- Can you name a nation that became rich with statist policies?
- Can you name a nation that with interventionism and big government that is out-performing a similar nation with free markets and small government?
I’ve yet to receive a good answer to either question. Many leftists point to certain European welfare states, but I debunk that claim by pointing out that those nations became rich when government was very small (about 10 percent of GDP, about one-half the size of the current Hong Kong and Singapore public sectors).
Others point to rapid growth in China, but that’s rather silly since improvements in that country’s economy are the result of partial liberalization. In any event, it’s not that difficult to have rapid growth rates when starting from a very low level. But even with a couple of decades of good growth, living standards in China are still relatively low.
So my challenge remains.
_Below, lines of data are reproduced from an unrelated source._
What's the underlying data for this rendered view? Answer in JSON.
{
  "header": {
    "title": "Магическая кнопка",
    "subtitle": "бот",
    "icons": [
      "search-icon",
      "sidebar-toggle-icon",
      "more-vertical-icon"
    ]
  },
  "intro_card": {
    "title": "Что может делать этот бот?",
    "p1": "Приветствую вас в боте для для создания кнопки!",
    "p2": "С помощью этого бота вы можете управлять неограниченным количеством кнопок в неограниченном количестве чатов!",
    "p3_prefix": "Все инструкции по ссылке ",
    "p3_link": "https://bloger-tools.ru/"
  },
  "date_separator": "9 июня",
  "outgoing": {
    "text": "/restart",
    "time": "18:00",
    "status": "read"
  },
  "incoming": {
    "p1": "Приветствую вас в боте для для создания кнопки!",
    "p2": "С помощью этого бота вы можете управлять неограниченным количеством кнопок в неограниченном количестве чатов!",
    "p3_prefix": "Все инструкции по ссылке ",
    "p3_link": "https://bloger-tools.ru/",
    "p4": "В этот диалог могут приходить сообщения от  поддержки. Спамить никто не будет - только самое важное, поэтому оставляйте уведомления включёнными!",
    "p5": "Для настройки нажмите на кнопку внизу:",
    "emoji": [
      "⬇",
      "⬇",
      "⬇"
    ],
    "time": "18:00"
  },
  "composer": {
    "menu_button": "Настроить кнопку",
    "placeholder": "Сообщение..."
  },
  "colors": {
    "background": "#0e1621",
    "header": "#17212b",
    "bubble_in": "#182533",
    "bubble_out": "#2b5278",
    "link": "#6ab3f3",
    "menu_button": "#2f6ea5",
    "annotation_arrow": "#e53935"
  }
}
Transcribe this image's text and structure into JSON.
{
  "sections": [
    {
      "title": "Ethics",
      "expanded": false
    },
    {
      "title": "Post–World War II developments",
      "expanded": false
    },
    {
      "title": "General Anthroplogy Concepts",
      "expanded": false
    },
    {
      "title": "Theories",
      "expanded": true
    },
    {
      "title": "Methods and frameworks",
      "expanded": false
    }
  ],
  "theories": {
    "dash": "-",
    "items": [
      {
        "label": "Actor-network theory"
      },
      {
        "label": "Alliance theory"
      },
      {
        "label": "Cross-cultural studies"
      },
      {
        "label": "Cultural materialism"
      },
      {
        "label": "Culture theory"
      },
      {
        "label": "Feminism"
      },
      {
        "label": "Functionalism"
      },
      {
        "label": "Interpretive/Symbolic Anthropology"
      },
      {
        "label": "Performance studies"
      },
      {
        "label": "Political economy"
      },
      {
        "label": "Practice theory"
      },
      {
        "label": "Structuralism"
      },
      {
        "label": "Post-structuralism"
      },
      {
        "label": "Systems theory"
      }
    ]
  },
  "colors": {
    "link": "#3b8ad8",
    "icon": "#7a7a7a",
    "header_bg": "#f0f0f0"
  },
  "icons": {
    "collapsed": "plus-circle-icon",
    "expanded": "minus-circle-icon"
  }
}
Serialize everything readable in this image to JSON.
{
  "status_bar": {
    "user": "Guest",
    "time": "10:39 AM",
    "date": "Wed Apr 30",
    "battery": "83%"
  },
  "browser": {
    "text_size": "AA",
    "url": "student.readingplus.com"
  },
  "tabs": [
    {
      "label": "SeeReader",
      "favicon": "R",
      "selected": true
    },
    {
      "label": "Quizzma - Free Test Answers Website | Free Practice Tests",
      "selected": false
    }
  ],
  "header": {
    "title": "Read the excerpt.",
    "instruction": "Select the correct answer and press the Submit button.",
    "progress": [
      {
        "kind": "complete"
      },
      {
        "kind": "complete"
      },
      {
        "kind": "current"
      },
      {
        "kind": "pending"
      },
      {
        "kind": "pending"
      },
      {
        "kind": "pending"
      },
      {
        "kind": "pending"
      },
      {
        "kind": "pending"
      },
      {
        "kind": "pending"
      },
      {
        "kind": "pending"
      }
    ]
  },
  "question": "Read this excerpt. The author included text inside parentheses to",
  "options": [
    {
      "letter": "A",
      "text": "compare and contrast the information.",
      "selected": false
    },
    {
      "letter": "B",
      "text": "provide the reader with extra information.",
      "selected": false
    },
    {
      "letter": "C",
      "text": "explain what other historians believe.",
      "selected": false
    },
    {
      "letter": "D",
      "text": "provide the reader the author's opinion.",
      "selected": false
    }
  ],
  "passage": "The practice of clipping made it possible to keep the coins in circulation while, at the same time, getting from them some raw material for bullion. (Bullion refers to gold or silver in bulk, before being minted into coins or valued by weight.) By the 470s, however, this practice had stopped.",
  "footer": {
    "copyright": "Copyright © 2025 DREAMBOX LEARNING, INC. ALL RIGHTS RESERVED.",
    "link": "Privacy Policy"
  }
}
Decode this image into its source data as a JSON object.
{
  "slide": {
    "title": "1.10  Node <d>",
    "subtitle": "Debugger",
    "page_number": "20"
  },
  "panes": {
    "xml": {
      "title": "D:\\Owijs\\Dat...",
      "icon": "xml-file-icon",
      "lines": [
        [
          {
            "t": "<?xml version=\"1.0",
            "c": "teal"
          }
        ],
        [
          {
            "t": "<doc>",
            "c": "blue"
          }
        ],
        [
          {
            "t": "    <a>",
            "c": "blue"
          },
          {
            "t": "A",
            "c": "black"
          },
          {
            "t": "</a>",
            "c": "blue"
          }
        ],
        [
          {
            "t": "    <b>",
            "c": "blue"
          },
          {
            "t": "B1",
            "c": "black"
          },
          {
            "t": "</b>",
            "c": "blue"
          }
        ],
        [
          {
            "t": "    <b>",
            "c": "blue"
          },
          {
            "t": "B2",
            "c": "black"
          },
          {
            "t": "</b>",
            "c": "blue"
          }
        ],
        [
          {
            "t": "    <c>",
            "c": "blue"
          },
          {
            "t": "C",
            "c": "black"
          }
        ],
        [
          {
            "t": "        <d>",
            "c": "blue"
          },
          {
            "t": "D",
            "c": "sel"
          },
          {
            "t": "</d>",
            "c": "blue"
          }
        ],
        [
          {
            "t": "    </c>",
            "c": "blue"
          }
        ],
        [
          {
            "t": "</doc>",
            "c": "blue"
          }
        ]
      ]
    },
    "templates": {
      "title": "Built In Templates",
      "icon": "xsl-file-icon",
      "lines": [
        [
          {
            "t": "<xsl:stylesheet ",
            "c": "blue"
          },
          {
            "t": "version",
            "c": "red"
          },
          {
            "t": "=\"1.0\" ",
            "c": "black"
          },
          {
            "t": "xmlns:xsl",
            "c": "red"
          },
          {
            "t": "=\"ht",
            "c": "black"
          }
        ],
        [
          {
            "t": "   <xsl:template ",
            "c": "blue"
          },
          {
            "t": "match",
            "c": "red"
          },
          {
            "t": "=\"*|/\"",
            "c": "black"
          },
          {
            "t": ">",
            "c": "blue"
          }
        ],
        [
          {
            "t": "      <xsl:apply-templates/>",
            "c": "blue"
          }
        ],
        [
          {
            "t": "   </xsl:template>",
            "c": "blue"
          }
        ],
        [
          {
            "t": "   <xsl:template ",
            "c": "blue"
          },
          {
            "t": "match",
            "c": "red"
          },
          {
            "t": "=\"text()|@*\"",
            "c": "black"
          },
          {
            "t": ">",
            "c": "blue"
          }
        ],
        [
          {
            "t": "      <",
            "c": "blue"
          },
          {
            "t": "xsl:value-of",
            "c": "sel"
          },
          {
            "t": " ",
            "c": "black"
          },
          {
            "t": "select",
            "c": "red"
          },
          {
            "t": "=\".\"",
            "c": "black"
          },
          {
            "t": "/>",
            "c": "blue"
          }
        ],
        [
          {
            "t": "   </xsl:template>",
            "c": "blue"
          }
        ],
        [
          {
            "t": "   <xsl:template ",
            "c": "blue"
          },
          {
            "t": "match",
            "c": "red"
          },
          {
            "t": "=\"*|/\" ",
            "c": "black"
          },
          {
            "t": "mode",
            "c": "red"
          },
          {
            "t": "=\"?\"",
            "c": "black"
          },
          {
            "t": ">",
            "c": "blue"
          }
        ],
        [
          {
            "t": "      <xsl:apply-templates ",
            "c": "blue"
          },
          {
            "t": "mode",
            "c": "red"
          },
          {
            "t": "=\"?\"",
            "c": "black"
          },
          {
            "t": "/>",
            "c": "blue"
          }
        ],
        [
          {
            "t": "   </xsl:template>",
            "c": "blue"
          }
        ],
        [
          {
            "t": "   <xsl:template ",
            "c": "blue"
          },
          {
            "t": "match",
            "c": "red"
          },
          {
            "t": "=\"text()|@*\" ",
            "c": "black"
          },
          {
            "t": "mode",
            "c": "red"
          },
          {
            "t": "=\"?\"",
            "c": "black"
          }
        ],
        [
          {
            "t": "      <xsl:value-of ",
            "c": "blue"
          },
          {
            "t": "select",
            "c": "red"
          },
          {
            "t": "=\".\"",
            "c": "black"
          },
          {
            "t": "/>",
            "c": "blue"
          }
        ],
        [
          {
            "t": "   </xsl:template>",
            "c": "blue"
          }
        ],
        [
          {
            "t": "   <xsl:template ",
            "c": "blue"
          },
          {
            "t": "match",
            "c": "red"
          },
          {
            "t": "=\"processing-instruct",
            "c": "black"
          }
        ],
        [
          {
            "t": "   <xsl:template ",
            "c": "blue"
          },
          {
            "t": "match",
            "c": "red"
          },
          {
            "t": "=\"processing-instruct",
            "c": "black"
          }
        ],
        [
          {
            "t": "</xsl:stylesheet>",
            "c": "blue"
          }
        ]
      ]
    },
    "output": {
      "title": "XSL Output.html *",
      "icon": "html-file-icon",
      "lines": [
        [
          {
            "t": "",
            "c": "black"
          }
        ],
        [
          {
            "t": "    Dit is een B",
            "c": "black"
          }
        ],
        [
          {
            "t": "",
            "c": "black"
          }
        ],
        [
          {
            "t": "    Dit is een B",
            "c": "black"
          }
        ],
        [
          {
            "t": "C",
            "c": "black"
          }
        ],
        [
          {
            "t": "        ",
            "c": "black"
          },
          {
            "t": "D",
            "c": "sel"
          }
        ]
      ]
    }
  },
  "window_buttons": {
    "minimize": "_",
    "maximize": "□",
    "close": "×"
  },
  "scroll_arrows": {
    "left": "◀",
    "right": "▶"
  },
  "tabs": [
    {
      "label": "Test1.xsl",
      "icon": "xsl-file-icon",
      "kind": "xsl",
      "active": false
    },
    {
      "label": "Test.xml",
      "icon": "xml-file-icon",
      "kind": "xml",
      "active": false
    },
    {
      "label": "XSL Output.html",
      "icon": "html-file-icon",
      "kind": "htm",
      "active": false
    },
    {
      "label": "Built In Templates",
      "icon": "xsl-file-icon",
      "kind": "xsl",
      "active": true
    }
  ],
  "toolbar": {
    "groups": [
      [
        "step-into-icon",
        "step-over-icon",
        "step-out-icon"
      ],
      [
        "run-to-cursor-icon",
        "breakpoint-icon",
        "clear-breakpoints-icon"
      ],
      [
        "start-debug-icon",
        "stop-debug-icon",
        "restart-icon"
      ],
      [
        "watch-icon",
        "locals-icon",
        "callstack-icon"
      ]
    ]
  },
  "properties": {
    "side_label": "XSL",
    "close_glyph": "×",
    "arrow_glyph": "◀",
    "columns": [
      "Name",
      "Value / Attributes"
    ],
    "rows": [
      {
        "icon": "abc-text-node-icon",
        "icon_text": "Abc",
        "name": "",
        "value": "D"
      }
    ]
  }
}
I want a leftist (or anybody) to identify a successful statist nation, but I’m not holding my breath for good answers.
Yet even though the real-world evidence against big government is so strong, it’s rather baffling that many young people are drawn to that coercive ideology and disturbing that a non-trivial number of voters favor this failed form of statism.
The London-based Institute for Economic Affairs has released a video on the false allure of socialism.
I suppose a caveat might be appropriate at this stage.
Socialism has a technical definition involving government ownership of the means of production and central planning of the economy.
But most people today think socialism is big government, with business still privately owned but with lots of redistribution and intervention (I’ve argued, for instance, that even Bernie Sanders isn’t a real socialist, and that there are big differences between countries like Sweden, China, and North Korea).
For what it’s worth, that’s actually closer to the technical definition of fascism. But I guess I’m being pedantic by wanting more precision in how terms are used.
Last but not least, here’s my favorite visual from the IEA video.